[Data items]

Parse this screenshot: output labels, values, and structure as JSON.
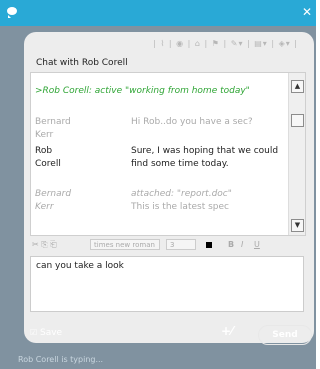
{
  "header": {
    "close_glyph": "✕",
    "chat_icon": "chat-bubble-icon"
  },
  "panel": {
    "format_icons": "| ⌇ | ◉ | ⌂ | ⚑ | ✎▾ | ▤▾ | ◈▾ |",
    "title": "Chat with Rob Corell"
  },
  "history": {
    "status": ">Rob Corell: active \"working from home today\"",
    "messages": [
      {
        "name": "Bernard Kerr",
        "text": "Hi Rob..do you have a sec?"
      },
      {
        "name": "Rob Corell",
        "text": "Sure, I was hoping that we could find some time today."
      },
      {
        "name": "Bernard Kerr",
        "text": "attached: \"report.doc\"",
        "extra": "This is the latest spec"
      }
    ]
  },
  "toolbar": {
    "icons": "✂ ⎘ ⎗",
    "font": "times new roman",
    "size": "3",
    "bold": "B",
    "italic": "I",
    "underline": "U"
  },
  "compose": {
    "value": "can you take a look"
  },
  "footer": {
    "save_label": "Save",
    "save_checked": "☑",
    "attach_label": "+⁄",
    "send_label": "Send",
    "typing": "Rob Corell is typing..."
  },
  "colors": {
    "titlebar": "#29a9d6",
    "frame": "#8092a0",
    "status": "#2fa535"
  }
}
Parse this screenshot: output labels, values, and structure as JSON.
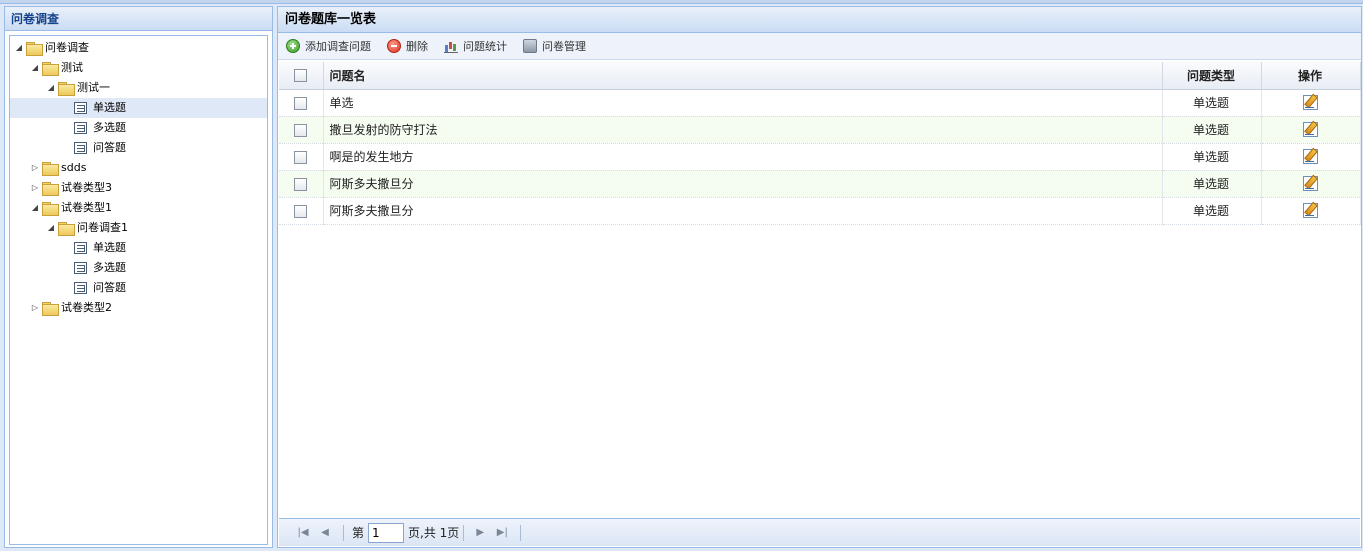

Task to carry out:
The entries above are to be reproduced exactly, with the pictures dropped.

Task response:
Parse this screenshot: output labels, values, and structure as JSON.
{
  "header": {
    "close_glyph": "✕",
    "chat_icon": "chat-bubble-icon"
  },
  "panel": {
    "format_icons": "| ⌇ | ◉ | ⌂ | ⚑ | ✎▾ | ▤▾ | ◈▾ |",
    "title": "Chat with Rob Corell"
  },
  "history": {
    "status": ">Rob Corell: active \"working from home today\"",
    "messages": [
      {
        "name": "Bernard Kerr",
        "text": "Hi Rob..do you have a sec?"
      },
      {
        "name": "Rob Corell",
        "text": "Sure, I was hoping that we could find some time today."
      },
      {
        "name": "Bernard Kerr",
        "text": "attached: \"report.doc\"",
        "extra": "This is the latest spec"
      }
    ]
  },
  "toolbar": {
    "icons": "✂ ⎘ ⎗",
    "font": "times new roman",
    "size": "3",
    "bold": "B",
    "italic": "I",
    "underline": "U"
  },
  "compose": {
    "value": "can you take a look"
  },
  "footer": {
    "save_label": "Save",
    "save_checked": "☑",
    "attach_label": "+⁄",
    "send_label": "Send",
    "typing": "Rob Corell is typing..."
  },
  "colors": {
    "titlebar": "#29a9d6",
    "frame": "#8092a0",
    "status": "#2fa535"
  }
}
Parse this screenshot: output labels, values, and structure as JSON.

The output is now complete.